=== Task brief ===
Give only the number of lines below that contain the word "data".

=== Task input ===

========================

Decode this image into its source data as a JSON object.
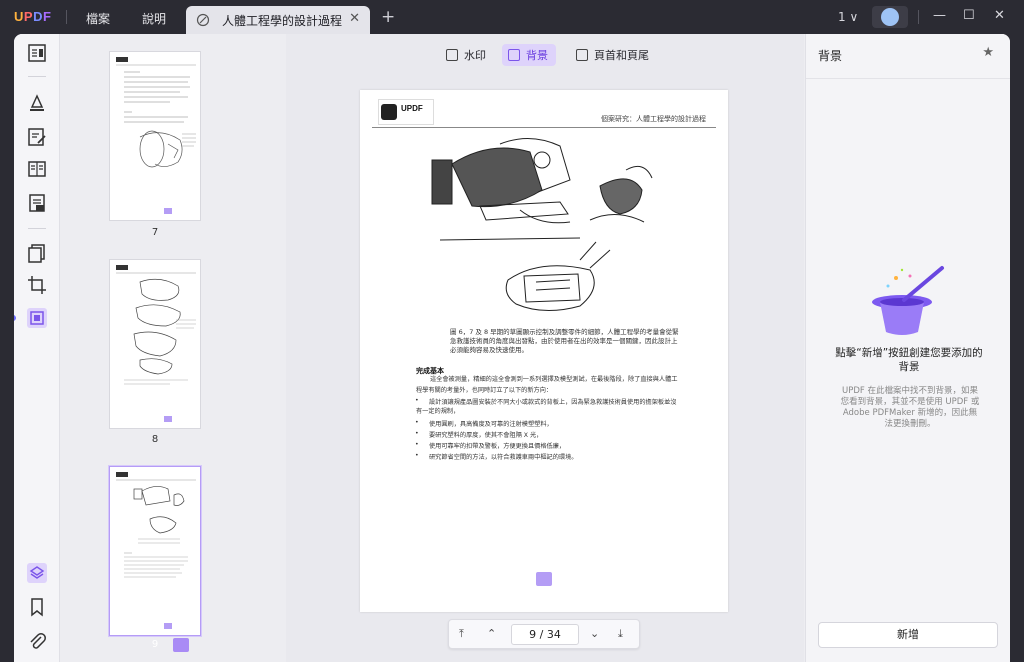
{
  "titlebar": {
    "menu": [
      "檔案",
      "說明"
    ],
    "tab_title": "人體工程學的設計過程",
    "tab_close": "✕",
    "new_tab": "+",
    "version": "1 ∨",
    "minimize": "—",
    "maximize": "☐",
    "close": "✕"
  },
  "thumbnails": [
    {
      "number": "7"
    },
    {
      "number": "8"
    },
    {
      "number": "9"
    }
  ],
  "subtoolbar": {
    "watermark": "水印",
    "background": "背景",
    "header_footer": "頁首和頁尾"
  },
  "page": {
    "header_text": "個案研究：人體工程學的設計過程",
    "caption": "圖 6，7 及 8 早期的草圖顯示控制及調整零件的細節，人體工程學的考量會從緊急救護技術員的角度與出發點，由於使用者在出的效率是一個關鍵，因此設計上必須能夠容易及快速使用。",
    "section_title": "完成基本",
    "para": "這全會被測量，精細的這全會測到一系列選擇及模型測試，在最後階段，除了直接與人體工程學有關的考量外，也同時訂立了以下的新方向：",
    "bullets": [
      "設計須讓規產品圖安裝於不同大小或款式的背板上，因為緊急救護技術員使用的擔架板並沒有一定的規制，",
      "使用圓刷，具高備度及可靠的注射模塑塑料，",
      "要研究塑料的厚度，使其不會阻隔 X 光，",
      "使用可靠牢的扣帶及警板，方便更換且價格低廉，",
      "研究節省空間的方法，以符合救護車兩中樞記的環境。"
    ]
  },
  "pager": {
    "current": "9",
    "separator": "/",
    "total": "34"
  },
  "right_panel": {
    "title": "背景",
    "message": "點擊“新增”按鈕創建您要添加的背景",
    "sub": "UPDF 在此檔案中找不到背景，如果您看到背景，其並不是使用 UPDF 或 Adobe PDFMaker 新增的，因此無法更換刪刪。",
    "add_button": "新增"
  },
  "colors": {
    "accent": "#7b55ea",
    "accent_light": "#ded3fb"
  }
}
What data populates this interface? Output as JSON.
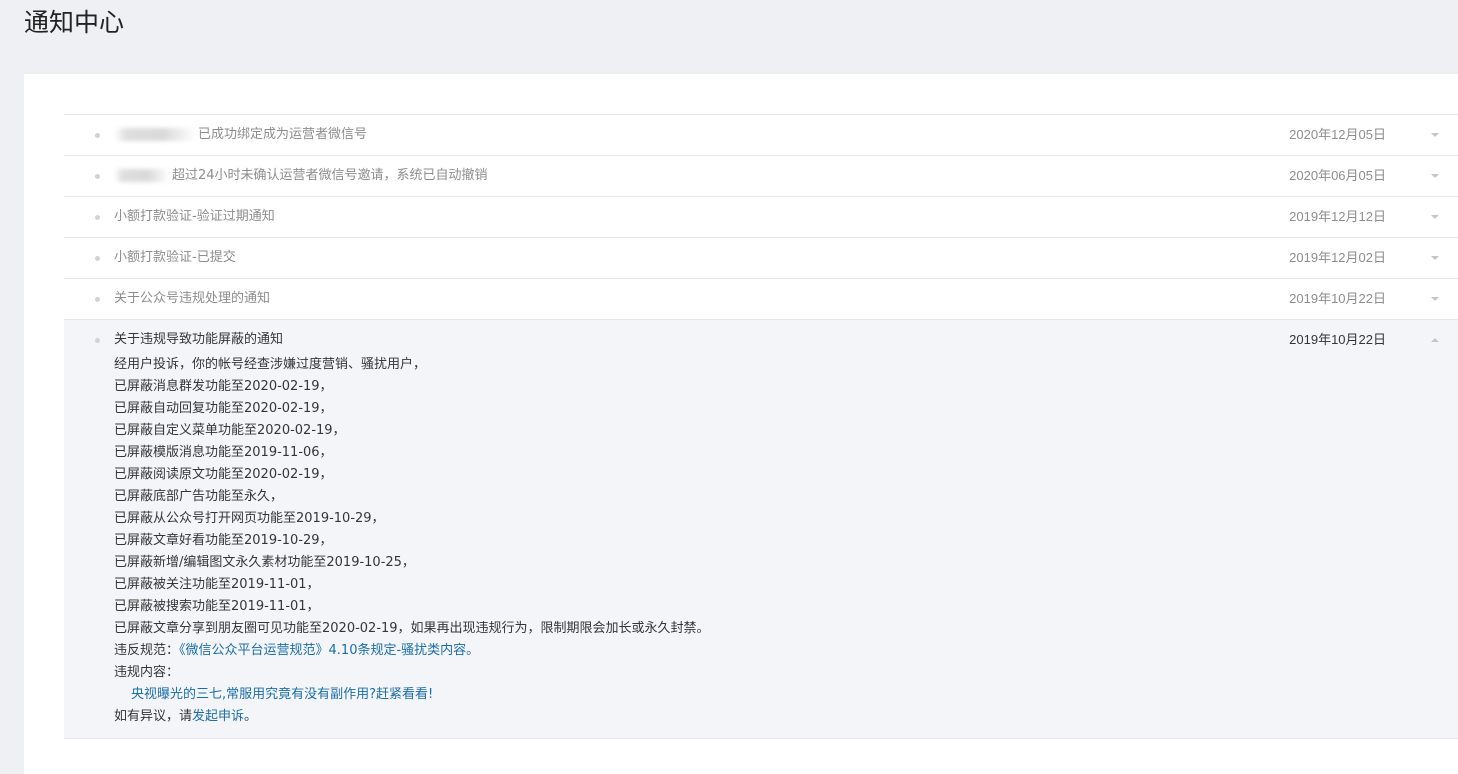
{
  "page": {
    "title": "通知中心"
  },
  "notices": [
    {
      "title": "已成功绑定成为运营者微信号",
      "date": "2020年12月05日",
      "redacted": true
    },
    {
      "title": "超过24小时未确认运营者微信号邀请，系统已自动撤销",
      "date": "2020年06月05日",
      "redacted": true
    },
    {
      "title": "小额打款验证-验证过期通知",
      "date": "2019年12月12日"
    },
    {
      "title": "小额打款验证-已提交",
      "date": "2019年12月02日"
    },
    {
      "title": "关于公众号违规处理的通知",
      "date": "2019年10月22日"
    }
  ],
  "expanded_notice": {
    "title": "关于违规导致功能屏蔽的通知",
    "date": "2019年10月22日",
    "lines": [
      "经用户投诉，你的帐号经查涉嫌过度营销、骚扰用户，",
      "已屏蔽消息群发功能至2020-02-19，",
      "已屏蔽自动回复功能至2020-02-19，",
      "已屏蔽自定义菜单功能至2020-02-19，",
      "已屏蔽模版消息功能至2019-11-06，",
      "已屏蔽阅读原文功能至2020-02-19，",
      "已屏蔽底部广告功能至永久，",
      "已屏蔽从公众号打开网页功能至2019-10-29，",
      "已屏蔽文章好看功能至2019-10-29，",
      "已屏蔽新增/编辑图文永久素材功能至2019-10-25，",
      "已屏蔽被关注功能至2019-11-01，",
      "已屏蔽被搜索功能至2019-11-01，",
      "已屏蔽文章分享到朋友圈可见功能至2020-02-19，如果再出现违规行为，限制期限会加长或永久封禁。"
    ],
    "rule_prefix": "违反规范：",
    "rule_link": "《微信公众平台运营规范》4.10条规定-骚扰类内容。",
    "content_label": "违规内容：",
    "content_link": "央视曝光的三七,常服用究竟有没有副作用?赶紧看看!",
    "appeal_prefix": "如有异议，请",
    "appeal_link": "发起申诉",
    "appeal_suffix": "。"
  }
}
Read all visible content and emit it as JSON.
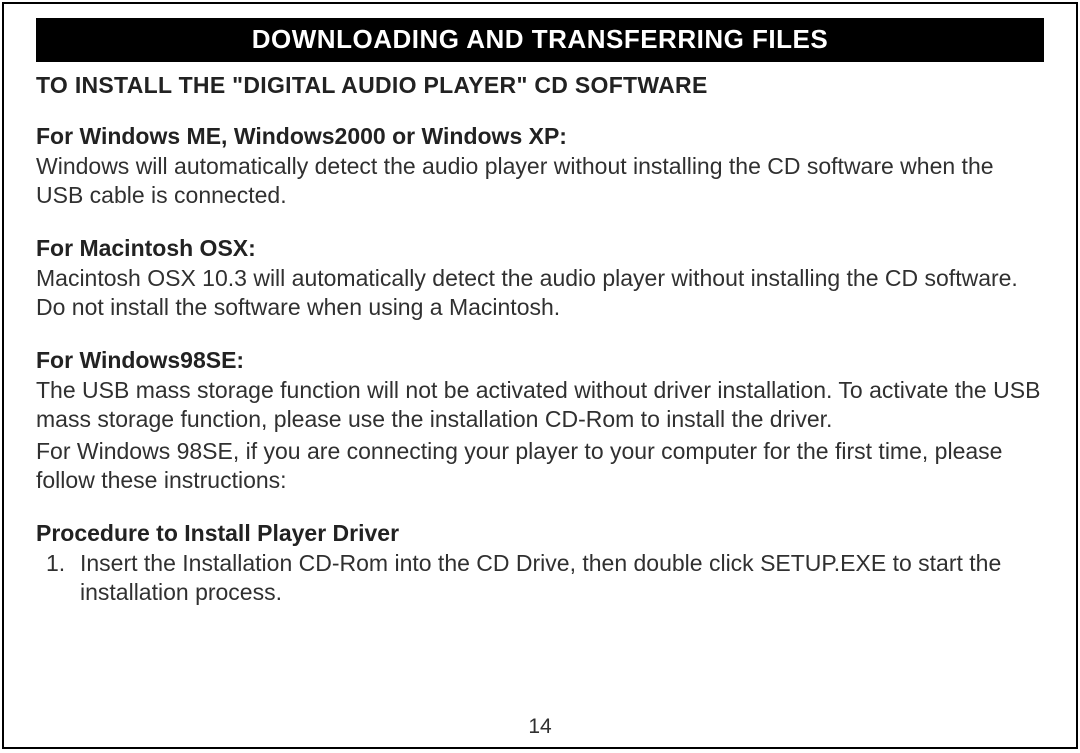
{
  "banner": "DOWNLOADING AND TRANSFERRING FILES",
  "subtitle": "TO INSTALL THE \"DIGITAL AUDIO PLAYER\" CD SOFTWARE",
  "sections": [
    {
      "heading": "For Windows ME, Windows2000 or Windows XP:",
      "body": "Windows will automatically detect the audio player without installing the CD software when the USB cable is connected."
    },
    {
      "heading": "For Macintosh OSX:",
      "body": "Macintosh OSX 10.3 will automatically detect the audio player without installing the CD software. Do not install the software when using a Macintosh."
    },
    {
      "heading": "For Windows98SE:",
      "body": "The USB mass storage function will not be activated without driver installation. To activate the USB mass storage function, please use the installation CD-Rom to install the driver.",
      "body2": "For Windows 98SE, if you are connecting your player to your computer for the first time, please follow these instructions:"
    }
  ],
  "procedure": {
    "heading": "Procedure to Install Player Driver",
    "steps": [
      "Insert the Installation CD-Rom into the CD Drive, then double click SETUP.EXE to start the installation process."
    ]
  },
  "page_number": "14"
}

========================

=== Task response ===
2